Employees who take
Unless you are convinced you can absolutely prove that you would have changed the employee’s assignment even if she never went on leave, promptly restore her to her former job.
Recent case: Laura Huck became pregnant with twins and needed about two weeks off to deal with complications. When she returned, she learned that her status had changed from exempt to hourly, her hours were altered and she had different duties.
She sued. The court said there was enough evidence that her employer had interfered with her to warrant a jury trial. (Huck v. Greenspan, No. 06-CV-14562, ED MI, 2009)
- Deployed employees keep benefits at Michigan military contractor
- Think employee is committing leave fraud? Feel free to discipline--and document why
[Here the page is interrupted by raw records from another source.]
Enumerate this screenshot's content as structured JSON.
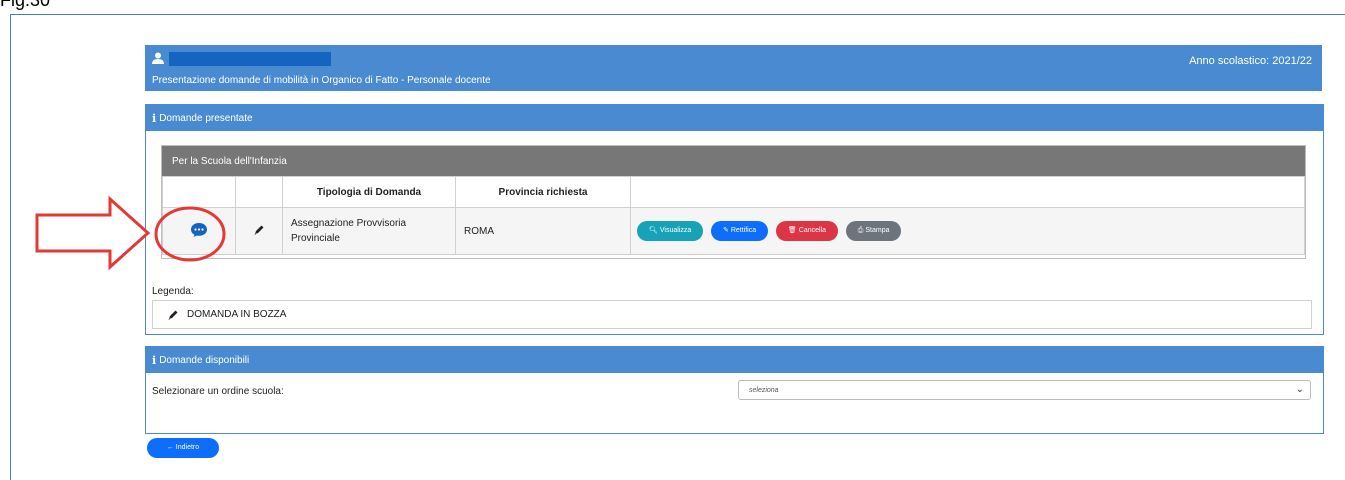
{
  "figure": {
    "label": "Fig.30"
  },
  "header": {
    "title": "Presentazione domande di mobilità in Organico di Fatto - Personale docente",
    "school_year": "Anno scolastico: 2021/22",
    "icon": "user-icon"
  },
  "domande_presentate": {
    "heading": "Domande presentate",
    "section_title": "Per la Scuola dell'Infanzia",
    "columns": [
      "",
      "",
      "Tipologia di Domanda",
      "Provincia richiesta",
      ""
    ],
    "rows": [
      {
        "tipologia": "Assegnazione Provvisoria Provinciale",
        "provincia": "ROMA",
        "actions": {
          "visualizza": "Visualizza",
          "rettifica": "Rettifica",
          "cancella": "Cancella",
          "stampa": "Stampa"
        }
      }
    ],
    "legend_title": "Legenda:",
    "legend_item": "DOMANDA IN BOZZA"
  },
  "domande_disponibili": {
    "heading": "Domande disponibili",
    "select_label": "Selezionare un ordine scuola:",
    "select_value": "seleziona"
  },
  "footer": {
    "back_label": "← Indietro"
  },
  "colors": {
    "primary": "#4a8ad0",
    "highlight": "#e53935",
    "teal": "#17a2b8",
    "blue": "#0d6efd",
    "red": "#dc3545",
    "grey": "#6c757d"
  }
}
- How should we count FMLA leave when both parents work for the same company?
- More leave after FMLA leave?
- Carefully consider FMLA request to prevent double damages